__Exercise details__
Could you copy out all of the entries exactly?
====== Supplied material
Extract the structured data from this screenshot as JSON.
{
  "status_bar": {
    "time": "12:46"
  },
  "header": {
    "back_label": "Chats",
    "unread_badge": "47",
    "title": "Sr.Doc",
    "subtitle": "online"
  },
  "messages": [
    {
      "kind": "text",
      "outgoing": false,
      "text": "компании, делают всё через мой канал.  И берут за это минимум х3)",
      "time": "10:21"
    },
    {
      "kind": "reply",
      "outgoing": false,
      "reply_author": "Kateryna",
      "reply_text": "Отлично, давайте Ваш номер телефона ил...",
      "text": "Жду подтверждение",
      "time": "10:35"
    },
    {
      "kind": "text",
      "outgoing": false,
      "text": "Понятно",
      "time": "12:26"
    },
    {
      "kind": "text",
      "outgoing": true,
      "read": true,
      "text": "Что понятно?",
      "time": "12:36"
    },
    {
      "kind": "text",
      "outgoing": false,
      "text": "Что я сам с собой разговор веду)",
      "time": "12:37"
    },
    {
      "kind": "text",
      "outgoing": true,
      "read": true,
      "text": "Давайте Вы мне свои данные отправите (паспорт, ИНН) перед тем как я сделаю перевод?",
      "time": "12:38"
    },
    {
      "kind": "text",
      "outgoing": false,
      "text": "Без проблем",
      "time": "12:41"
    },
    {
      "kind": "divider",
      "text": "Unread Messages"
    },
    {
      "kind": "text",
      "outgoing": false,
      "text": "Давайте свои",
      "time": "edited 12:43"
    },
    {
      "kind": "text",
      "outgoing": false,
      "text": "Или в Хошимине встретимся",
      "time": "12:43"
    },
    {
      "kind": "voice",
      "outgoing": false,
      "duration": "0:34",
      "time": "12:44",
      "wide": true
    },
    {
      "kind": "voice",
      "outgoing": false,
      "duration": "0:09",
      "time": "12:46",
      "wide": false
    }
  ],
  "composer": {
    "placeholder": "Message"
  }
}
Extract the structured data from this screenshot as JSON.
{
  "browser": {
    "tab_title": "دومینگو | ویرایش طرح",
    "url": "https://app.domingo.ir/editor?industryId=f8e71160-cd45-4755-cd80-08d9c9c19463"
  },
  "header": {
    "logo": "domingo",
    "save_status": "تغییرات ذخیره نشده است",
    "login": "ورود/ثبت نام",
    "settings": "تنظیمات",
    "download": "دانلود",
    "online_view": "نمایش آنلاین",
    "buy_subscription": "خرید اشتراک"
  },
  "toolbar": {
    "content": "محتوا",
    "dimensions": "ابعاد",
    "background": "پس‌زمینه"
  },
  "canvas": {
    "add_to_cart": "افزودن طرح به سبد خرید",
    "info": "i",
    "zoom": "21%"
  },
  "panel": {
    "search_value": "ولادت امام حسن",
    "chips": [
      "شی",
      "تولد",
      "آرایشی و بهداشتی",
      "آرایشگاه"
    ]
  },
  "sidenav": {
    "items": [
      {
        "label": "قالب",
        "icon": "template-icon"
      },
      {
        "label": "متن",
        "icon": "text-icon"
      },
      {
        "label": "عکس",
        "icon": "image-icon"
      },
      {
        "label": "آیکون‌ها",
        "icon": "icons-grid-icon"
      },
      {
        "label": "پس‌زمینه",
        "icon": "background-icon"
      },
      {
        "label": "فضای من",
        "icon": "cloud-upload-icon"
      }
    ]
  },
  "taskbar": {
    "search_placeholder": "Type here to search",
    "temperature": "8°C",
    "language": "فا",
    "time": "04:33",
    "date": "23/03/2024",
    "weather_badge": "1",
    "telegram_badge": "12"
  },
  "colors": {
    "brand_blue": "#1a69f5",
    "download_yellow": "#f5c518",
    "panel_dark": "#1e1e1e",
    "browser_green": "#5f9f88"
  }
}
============
__Expected output__
Extract the structured data from this screenshot as JSON.
{
  "status_bar": {
    "time": "12:46"
  },
  "header": {
    "back_label": "Chats",
    "unread_badge": "47",
    "title": "Sr.Doc",
    "subtitle": "online"
  },
  "messages": [
    {
      "kind": "text",
      "outgoing": false,
      "text": "компании, делают всё через мой канал.  И берут за это минимум х3)",
      "time": "10:21"
    },
    {
      "kind": "reply",
      "outgoing": false,
      "reply_author": "Kateryna",
      "reply_text": "Отлично, давайте Ваш номер телефона ил...",
      "text": "Жду подтверждение",
      "time": "10:35"
    },
    {
      "kind": "text",
      "outgoing": false,
      "text": "Понятно",
      "time": "12:26"
    },
    {
      "kind": "text",
      "outgoing": true,
      "read": true,
      "text": "Что понятно?",
      "time": "12:36"
    },
    {
      "kind": "text",
      "outgoing": false,
      "text": "Что я сам с собой разговор веду)",
      "time": "12:37"
    },
    {
      "kind": "text",
      "outgoing": true,
      "read": true,
      "text": "Давайте Вы мне свои данные отправите (паспорт, ИНН) перед тем как я сделаю перевод?",
      "time": "12:38"
    },
    {
      "kind": "text",
      "outgoing": false,
      "text": "Без проблем",
      "time": "12:41"
    },
    {
      "kind": "divider",
      "text": "Unread Messages"
    },
    {
      "kind": "text",
      "outgoing": false,
      "text": "Давайте свои",
      "time": "edited 12:43"
    },
    {
      "kind": "text",
      "outgoing": false,
      "text": "Или в Хошимине встретимся",
      "time": "12:43"
    },
    {
      "kind": "voice",
      "outgoing": false,
      "duration": "0:34",
      "time": "12:44",
      "wide": true
    },
    {
      "kind": "voice",
      "outgoing": false,
      "duration": "0:09",
      "time": "12:46",
      "wide": false
    }
  ],
  "composer": {
    "placeholder": "Message"
  }
}
Extract the structured data from this screenshot as JSON.
{
  "browser": {
    "tab_title": "دومینگو | ویرایش طرح",
    "url": "https://app.domingo.ir/editor?industryId=f8e71160-cd45-4755-cd80-08d9c9c19463"
  },
  "header": {
    "logo": "domingo",
    "save_status": "تغییرات ذخیره نشده است",
    "login": "ورود/ثبت نام",
    "settings": "تنظیمات",
    "download": "دانلود",
    "online_view": "نمایش آنلاین",
    "buy_subscription": "خرید اشتراک"
  },
  "toolbar": {
    "content": "محتوا",
    "dimensions": "ابعاد",
    "background": "پس‌زمینه"
  },
  "canvas": {
    "add_to_cart": "افزودن طرح به سبد خرید",
    "info": "i",
    "zoom": "21%"
  },
  "panel": {
    "search_value": "ولادت امام حسن",
    "chips": [
      "شی",
      "تولد",
      "آرایشی و بهداشتی",
      "آرایشگاه"
    ]
  },
  "sidenav": {
    "items": [
      {
        "label": "قالب",
        "icon": "template-icon"
      },
      {
        "label": "متن",
        "icon": "text-icon"
      },
      {
        "label": "عکس",
        "icon": "image-icon"
      },
      {
        "label": "آیکون‌ها",
        "icon": "icons-grid-icon"
      },
      {
        "label": "پس‌زمینه",
        "icon": "background-icon"
      },
      {
        "label": "فضای من",
        "icon": "cloud-upload-icon"
      }
    ]
  },
  "taskbar": {
    "search_placeholder": "Type here to search",
    "temperature": "8°C",
    "language": "فا",
    "time": "04:33",
    "date": "23/03/2024",
    "weather_badge": "1",
    "telegram_badge": "12"
  },
  "colors": {
    "brand_blue": "#1a69f5",
    "download_yellow": "#f5c518",
    "panel_dark": "#1e1e1e",
    "browser_green": "#5f9f88"
  }
}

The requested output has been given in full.